PROBLEM DETAILS: Do any lines in the data below contain "screenshot"? If so, copy every one of them.

SUPPLIED INFORMATION:
※

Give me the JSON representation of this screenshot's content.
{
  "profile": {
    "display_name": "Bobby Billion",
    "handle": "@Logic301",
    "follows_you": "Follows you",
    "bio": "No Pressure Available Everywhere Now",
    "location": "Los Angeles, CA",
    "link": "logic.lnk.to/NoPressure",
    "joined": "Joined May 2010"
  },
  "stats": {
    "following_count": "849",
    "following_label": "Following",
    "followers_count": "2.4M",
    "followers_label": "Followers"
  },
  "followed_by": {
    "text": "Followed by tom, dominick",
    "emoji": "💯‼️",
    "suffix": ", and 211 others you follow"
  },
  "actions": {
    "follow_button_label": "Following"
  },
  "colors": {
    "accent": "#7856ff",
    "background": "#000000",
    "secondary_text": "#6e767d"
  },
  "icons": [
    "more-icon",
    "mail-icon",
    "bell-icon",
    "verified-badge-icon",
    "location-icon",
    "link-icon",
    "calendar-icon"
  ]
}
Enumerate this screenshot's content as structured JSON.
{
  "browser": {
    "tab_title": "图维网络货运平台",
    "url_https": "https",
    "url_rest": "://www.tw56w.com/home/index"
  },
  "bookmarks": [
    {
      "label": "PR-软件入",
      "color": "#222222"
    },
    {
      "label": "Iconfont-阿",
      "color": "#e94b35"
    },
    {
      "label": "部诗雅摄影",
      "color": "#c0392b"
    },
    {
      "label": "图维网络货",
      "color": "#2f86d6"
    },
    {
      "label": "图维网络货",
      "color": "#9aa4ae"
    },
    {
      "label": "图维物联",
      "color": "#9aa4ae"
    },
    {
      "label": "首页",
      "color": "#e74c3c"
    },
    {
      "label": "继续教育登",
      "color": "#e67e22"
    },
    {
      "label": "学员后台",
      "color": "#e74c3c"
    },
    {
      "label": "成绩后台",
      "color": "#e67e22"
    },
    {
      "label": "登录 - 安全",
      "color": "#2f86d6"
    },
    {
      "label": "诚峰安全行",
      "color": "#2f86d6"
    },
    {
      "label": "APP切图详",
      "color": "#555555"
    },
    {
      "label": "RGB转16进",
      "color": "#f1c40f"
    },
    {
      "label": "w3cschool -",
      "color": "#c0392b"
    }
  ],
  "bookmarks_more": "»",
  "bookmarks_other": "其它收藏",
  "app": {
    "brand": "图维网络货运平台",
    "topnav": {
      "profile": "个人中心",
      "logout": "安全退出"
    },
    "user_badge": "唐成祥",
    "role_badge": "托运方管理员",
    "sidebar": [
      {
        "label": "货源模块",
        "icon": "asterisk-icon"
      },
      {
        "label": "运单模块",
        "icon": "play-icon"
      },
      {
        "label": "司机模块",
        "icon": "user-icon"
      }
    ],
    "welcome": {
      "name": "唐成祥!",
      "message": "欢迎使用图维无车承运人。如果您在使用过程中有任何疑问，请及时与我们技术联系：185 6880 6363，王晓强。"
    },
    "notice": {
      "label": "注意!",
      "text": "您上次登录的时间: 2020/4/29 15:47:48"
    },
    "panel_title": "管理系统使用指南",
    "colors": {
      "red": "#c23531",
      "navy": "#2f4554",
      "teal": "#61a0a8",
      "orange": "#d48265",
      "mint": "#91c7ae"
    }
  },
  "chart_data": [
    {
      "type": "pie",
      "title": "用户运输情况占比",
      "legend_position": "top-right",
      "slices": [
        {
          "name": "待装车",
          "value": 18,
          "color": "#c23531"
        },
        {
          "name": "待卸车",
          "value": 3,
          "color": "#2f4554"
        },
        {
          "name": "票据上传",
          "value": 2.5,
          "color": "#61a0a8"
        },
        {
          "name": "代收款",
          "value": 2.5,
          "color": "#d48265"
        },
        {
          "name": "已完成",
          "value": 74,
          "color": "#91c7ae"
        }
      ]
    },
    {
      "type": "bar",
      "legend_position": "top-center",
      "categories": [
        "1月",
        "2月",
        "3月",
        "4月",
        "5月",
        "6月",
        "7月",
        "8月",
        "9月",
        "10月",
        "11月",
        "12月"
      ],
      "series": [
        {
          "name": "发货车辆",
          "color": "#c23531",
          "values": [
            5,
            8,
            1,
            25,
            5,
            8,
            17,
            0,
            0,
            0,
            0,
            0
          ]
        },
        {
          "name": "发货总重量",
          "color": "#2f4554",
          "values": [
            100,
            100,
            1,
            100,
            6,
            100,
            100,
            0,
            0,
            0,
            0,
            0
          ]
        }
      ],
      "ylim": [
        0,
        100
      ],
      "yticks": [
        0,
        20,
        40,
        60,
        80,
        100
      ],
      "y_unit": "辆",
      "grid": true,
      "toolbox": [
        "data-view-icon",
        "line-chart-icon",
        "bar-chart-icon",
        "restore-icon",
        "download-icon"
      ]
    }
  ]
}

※

WRITTEN RESPONSE:
Give me the JSON representation of this screenshot's content.
Enumerate this screenshot's content as structured JSON.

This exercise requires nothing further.